**Problem:** The response should consist of every line below, unchanged.

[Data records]
====

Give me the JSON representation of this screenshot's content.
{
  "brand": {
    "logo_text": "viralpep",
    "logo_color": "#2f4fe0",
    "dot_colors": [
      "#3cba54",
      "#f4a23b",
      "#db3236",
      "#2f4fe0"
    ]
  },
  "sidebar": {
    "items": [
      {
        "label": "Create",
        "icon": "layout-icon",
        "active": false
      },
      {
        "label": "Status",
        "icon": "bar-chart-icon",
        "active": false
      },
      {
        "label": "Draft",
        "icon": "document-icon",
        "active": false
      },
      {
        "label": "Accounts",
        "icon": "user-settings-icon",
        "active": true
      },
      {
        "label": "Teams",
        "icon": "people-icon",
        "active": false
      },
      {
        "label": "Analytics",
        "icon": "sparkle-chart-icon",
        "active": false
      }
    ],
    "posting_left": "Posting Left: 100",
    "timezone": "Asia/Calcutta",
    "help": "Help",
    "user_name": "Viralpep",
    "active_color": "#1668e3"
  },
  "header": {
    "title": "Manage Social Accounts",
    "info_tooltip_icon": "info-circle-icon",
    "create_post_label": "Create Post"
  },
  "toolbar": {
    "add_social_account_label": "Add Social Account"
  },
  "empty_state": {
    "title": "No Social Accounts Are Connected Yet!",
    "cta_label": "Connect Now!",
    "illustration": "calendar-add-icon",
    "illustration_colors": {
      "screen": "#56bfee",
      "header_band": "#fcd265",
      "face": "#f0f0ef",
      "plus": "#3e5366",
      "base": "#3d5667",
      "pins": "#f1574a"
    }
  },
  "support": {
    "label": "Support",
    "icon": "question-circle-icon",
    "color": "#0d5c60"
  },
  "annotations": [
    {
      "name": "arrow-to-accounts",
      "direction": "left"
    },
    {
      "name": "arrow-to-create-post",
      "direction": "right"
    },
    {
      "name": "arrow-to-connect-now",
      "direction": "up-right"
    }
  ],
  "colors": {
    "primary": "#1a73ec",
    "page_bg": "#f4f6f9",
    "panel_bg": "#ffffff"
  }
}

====

**Solution to this problem:**
Give me the JSON representation of this screenshot's content.
{
  "brand": {
    "logo_text": "viralpep",
    "logo_color": "#2f4fe0",
    "dot_colors": [
      "#3cba54",
      "#f4a23b",
      "#db3236",
      "#2f4fe0"
    ]
  },
  "sidebar": {
    "items": [
      {
        "label": "Create",
        "icon": "layout-icon",
        "active": false
      },
      {
        "label": "Status",
        "icon": "bar-chart-icon",
        "active": false
      },
      {
        "label": "Draft",
        "icon": "document-icon",
        "active": false
      },
      {
        "label": "Accounts",
        "icon": "user-settings-icon",
        "active": true
      },
      {
        "label": "Teams",
        "icon": "people-icon",
        "active": false
      },
      {
        "label": "Analytics",
        "icon": "sparkle-chart-icon",
        "active": false
      }
    ],
    "posting_left": "Posting Left: 100",
    "timezone": "Asia/Calcutta",
    "help": "Help",
    "user_name": "Viralpep",
    "active_color": "#1668e3"
  },
  "header": {
    "title": "Manage Social Accounts",
    "info_tooltip_icon": "info-circle-icon",
    "create_post_label": "Create Post"
  },
  "toolbar": {
    "add_social_account_label": "Add Social Account"
  },
  "empty_state": {
    "title": "No Social Accounts Are Connected Yet!",
    "cta_label": "Connect Now!",
    "illustration": "calendar-add-icon",
    "illustration_colors": {
      "screen": "#56bfee",
      "header_band": "#fcd265",
      "face": "#f0f0ef",
      "plus": "#3e5366",
      "base": "#3d5667",
      "pins": "#f1574a"
    }
  },
  "support": {
    "label": "Support",
    "icon": "question-circle-icon",
    "color": "#0d5c60"
  },
  "annotations": [
    {
      "name": "arrow-to-accounts",
      "direction": "left"
    },
    {
      "name": "arrow-to-create-post",
      "direction": "right"
    },
    {
      "name": "arrow-to-connect-now",
      "direction": "up-right"
    }
  ],
  "colors": {
    "primary": "#1a73ec",
    "page_bg": "#f4f6f9",
    "panel_bg": "#ffffff"
  }
}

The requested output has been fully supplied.